Any mortgage rate in the low- to mid-3 percent range is very good by historical standards. Looking back just one year, mortgage rates started 2020 at nearly 4 percent. And they were above 4.5 percent in early 2019. So today’s rates are excellent by comparison.

Is now a good time to refinance? 

That depends on your situation. It’s a good time to refinance if your current mortgage rate is above market rates and you could lower your monthly mortgage payment. It might also be good to refinance if you can switch from an adjustable-rate mortgage to a low fixed-rate mortgage; refinance to get rid of FHA mortgage insurance; or switch to a short-term 10- or 15-year mortgage to pay off your loan early.

Is it worth refinancing for 1 percent? 

It’s often worth refinancing for 1 percentage point, as this can yield significant savings on your mortgage payments and total interest payments. Just make sure your refinance savings justify your closing costs. You can use a mortgage calculator or speak with a loan officer to crunch the numbers.

What will mortgage rates be in 5 years? 

Based on what we know today, it seems likely mortgage rates could be higher in 5 years than they are now. Current mortgage rates are near their lowest levels ever, and seem more likely to rise than to drop further. However, any number of unexpected events could change the course of interest rates in the next few years. For instance, no one predicted the Covid pandemic would push mortgage rates to new record lows in 2020 and 2021.

How do I shop for mortgage rates? 

Start by choosing a list of 3-5 mortgage lenders that you’re interested in. Look for lenders with low advertised rates, great customer service scores, and recommendations from friends, family, or a real estate agent. Then get pre-approved by those lenders to see what rates and fees they can offer you. Compare your offers (‘Loan Estimates’) to find the best overall deal for the loan type you want.

Should I lock my mortgage rate today?

Refinancers: If you’ve compared loan offers and you’re confident you’ve found the best deal, today is a great time to lock a mortgage refinance rate. Home buyers: If you have a signed purchase agreement and loan approval in hand, today is also a great time for you to find a low rate and lock in.

What are today’s mortgage rates?

Low mortgage rates are still available. You can get a rate quote within minutes with just a few simple steps to start.

Verify your new rate (Sep 25th, 2021)

1Today’s mortgage rates based on a daily survey of select lending partners of The Mortgage Reports. Interest rates shown here assume a credit score of 740. See our full loan assumptions here.

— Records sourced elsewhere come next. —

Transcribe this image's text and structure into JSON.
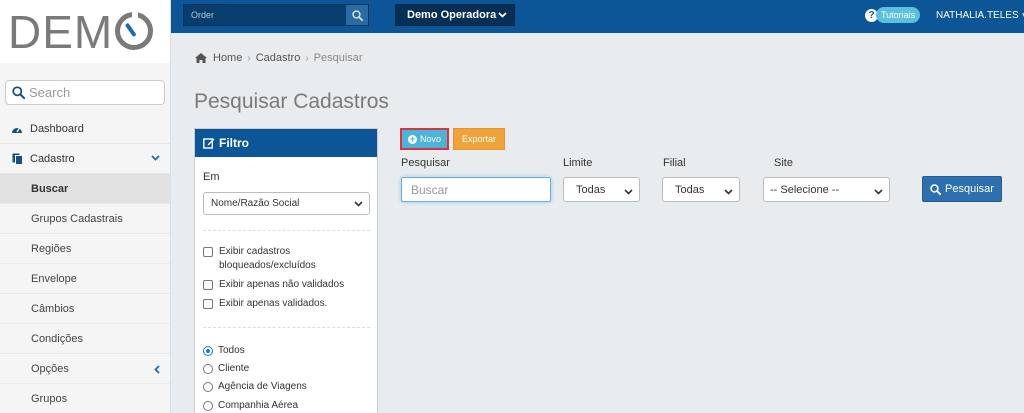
{
  "logo": {
    "text_pre": "DEM"
  },
  "sidebar": {
    "search_placeholder": "Search",
    "items": [
      {
        "label": "Dashboard"
      },
      {
        "label": "Cadastro"
      }
    ],
    "subitems": [
      {
        "label": "Buscar"
      },
      {
        "label": "Grupos Cadastrais"
      },
      {
        "label": "Regiões"
      },
      {
        "label": "Envelope"
      },
      {
        "label": "Câmbios"
      },
      {
        "label": "Condições"
      },
      {
        "label": "Opções"
      },
      {
        "label": "Grupos"
      }
    ]
  },
  "topbar": {
    "order_placeholder": "Order",
    "operadora": "Demo Operadora",
    "tutoriais": "Tutoriais",
    "user": "NATHALIA.TELES"
  },
  "breadcrumb": {
    "home": "Home",
    "cadastro": "Cadastro",
    "current": "Pesquisar"
  },
  "page_title": "Pesquisar Cadastros",
  "filter": {
    "title": "Filtro",
    "em_label": "Em",
    "em_value": "Nome/Razão Social",
    "checks": [
      {
        "line1": "Exibir cadastros",
        "line2": "bloqueados/excluídos"
      },
      {
        "line1": "Exibir apenas não validados",
        "line2": ""
      },
      {
        "line1": "Exibir apenas validados.",
        "line2": ""
      }
    ],
    "radios": [
      {
        "label": "Todos",
        "checked": true
      },
      {
        "label": "Cliente",
        "checked": false
      },
      {
        "label": "Agência de Viagens",
        "checked": false
      },
      {
        "label": "Companhia Aérea",
        "checked": false
      }
    ]
  },
  "actions": {
    "novo": "Novo",
    "exportar": "Exportar"
  },
  "form": {
    "pesquisar_label": "Pesquisar",
    "buscar_placeholder": "Buscar",
    "limite_label": "Limite",
    "limite_value": "Todas",
    "filial_label": "Filial",
    "filial_value": "Todas",
    "site_label": "Site",
    "site_value": "-- Selecione --",
    "pesquisar_button": "Pesquisar"
  },
  "colors": {
    "primary": "#0c5697",
    "novo": "#4cb3d9",
    "exportar": "#f0a33a",
    "highlight": "#d9343b"
  }
}
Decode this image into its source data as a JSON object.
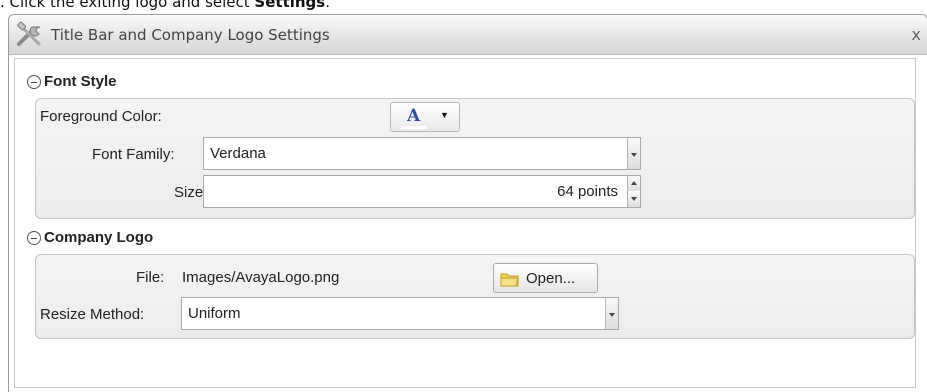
{
  "instruction": {
    "prefix": ". Click the exiting logo and select ",
    "bold": "Settings",
    "suffix": "."
  },
  "dialog": {
    "title": "Title Bar and Company Logo Settings",
    "close": "x"
  },
  "font_style": {
    "header": "Font Style",
    "foreground_label": "Foreground Color:",
    "color_glyph": "A",
    "font_family_label": "Font Family:",
    "font_family_value": "Verdana",
    "size_label": "Size:",
    "size_value": "64 points"
  },
  "company_logo": {
    "header": "Company Logo",
    "file_label": "File:",
    "file_value": "Images/AvayaLogo.png",
    "open_button": "Open...",
    "resize_label": "Resize Method:",
    "resize_value": "Uniform"
  },
  "colors": {
    "glyph": "#2f4fa8",
    "group_bg": "#efefef",
    "border": "#c4c4c4"
  },
  "icons": [
    "tools-icon",
    "close-icon",
    "collapse-icon",
    "dropdown-arrow-icon",
    "spin-up-icon",
    "spin-down-icon",
    "folder-icon"
  ]
}
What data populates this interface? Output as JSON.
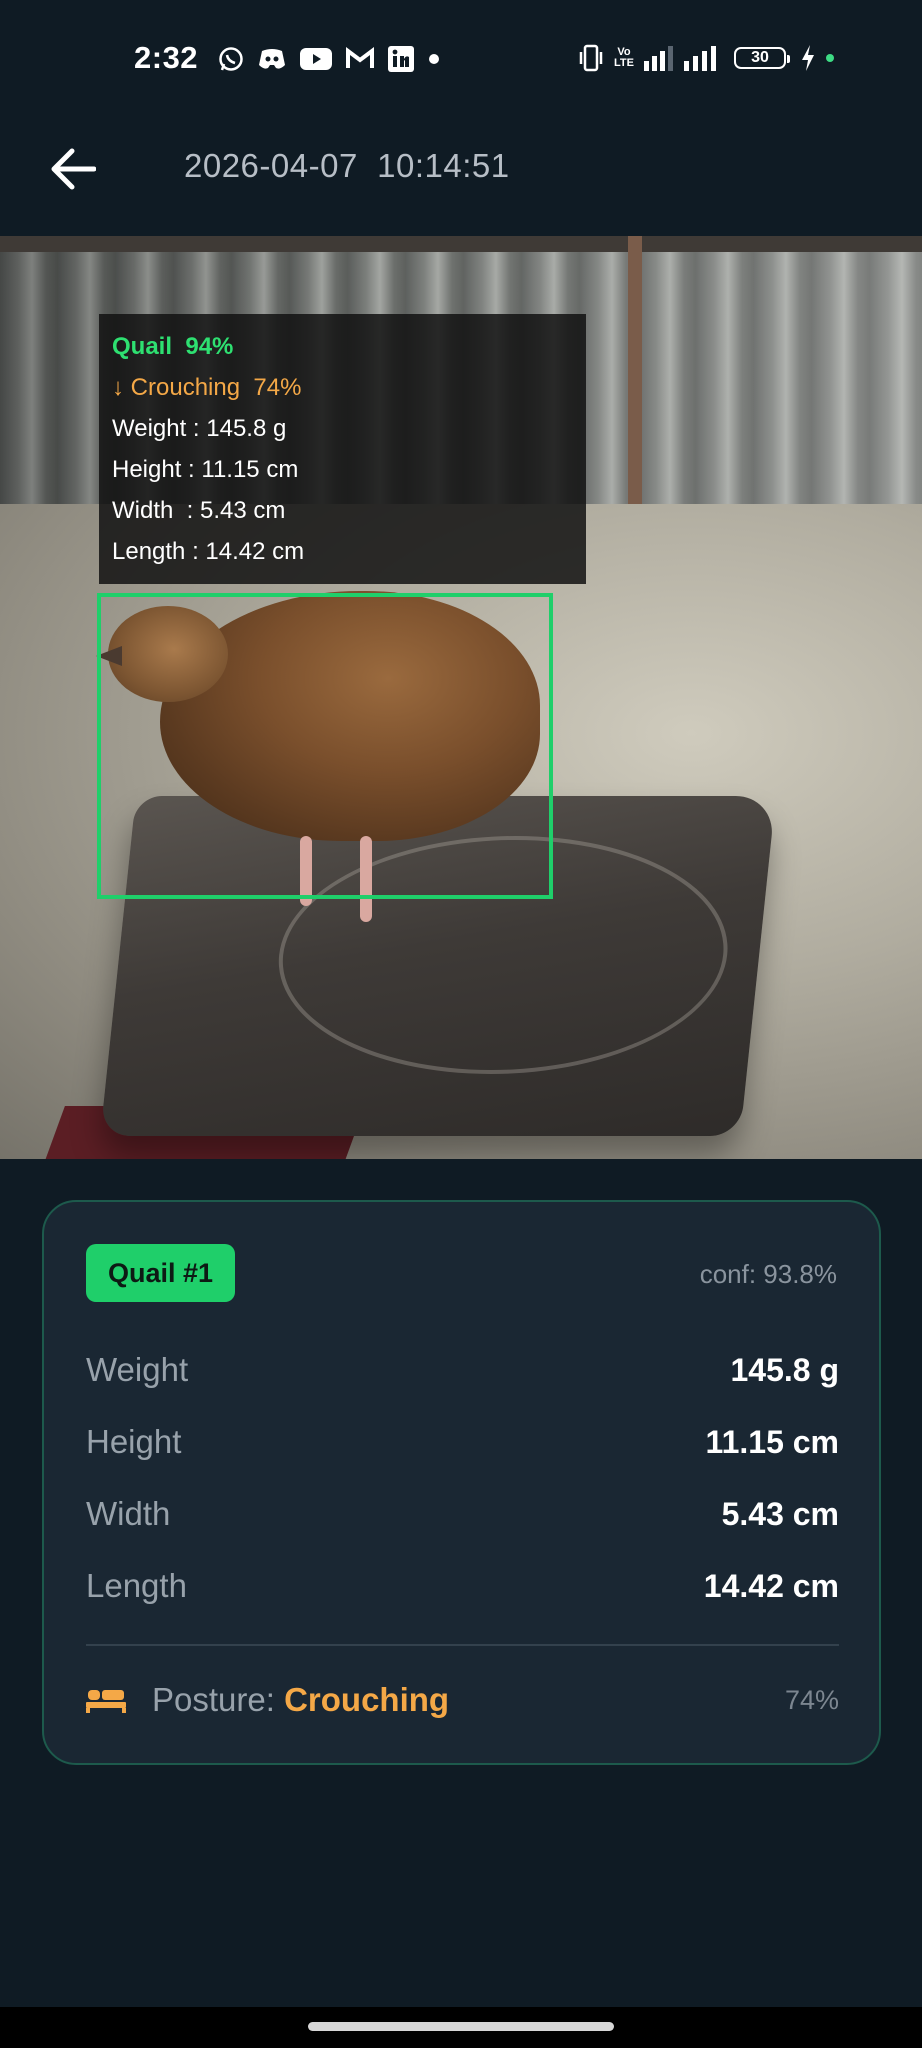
{
  "status_bar": {
    "time": "2:32",
    "left_icons": [
      "whatsapp-icon",
      "discord-icon",
      "youtube-icon",
      "gmail-icon",
      "linkedin-icon",
      "dot-icon"
    ],
    "right_icons": [
      "vibrate-icon",
      "volte-icon",
      "signal-icon",
      "signal-icon",
      "battery-icon",
      "charging-icon"
    ],
    "volte_label": "Vo\nLTE",
    "battery_level": "30",
    "indicator_color": "#3ddc84"
  },
  "header": {
    "back_icon": "arrow-left-icon",
    "timestamp": "2026-04-07  10:14:51"
  },
  "photo_overlay": {
    "species_line": "Quail  94%",
    "posture_line": "↓ Crouching  74%",
    "weight_line": "Weight : 145.8 g",
    "height_line": "Height : 11.15 cm",
    "width_line": "Width  : 5.43 cm",
    "length_line": "Length : 14.42 cm",
    "box_color": "#1fcf6a"
  },
  "result_card": {
    "badge": "Quail #1",
    "confidence": "conf: 93.8%",
    "rows": [
      {
        "label": "Weight",
        "value": "145.8 g"
      },
      {
        "label": "Height",
        "value": "11.15 cm"
      },
      {
        "label": "Width",
        "value": "5.43 cm"
      },
      {
        "label": "Length",
        "value": "14.42 cm"
      }
    ],
    "posture": {
      "icon": "bed-icon",
      "label": "Posture: ",
      "value": "Crouching",
      "percent": "74%"
    }
  },
  "colors": {
    "background": "#0f1b24",
    "card": "#1a2733",
    "accent_green": "#1fcf6a",
    "accent_orange": "#f4a847"
  }
}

Selected sources:

  • https://www.blackknightinc.com/category/press-releases
  • https://www.federalreserve.gov/monetarypolicy/fomccalendars.htm
  • http://www.freddiemac.com/research/datasets/refinance-stats/index.page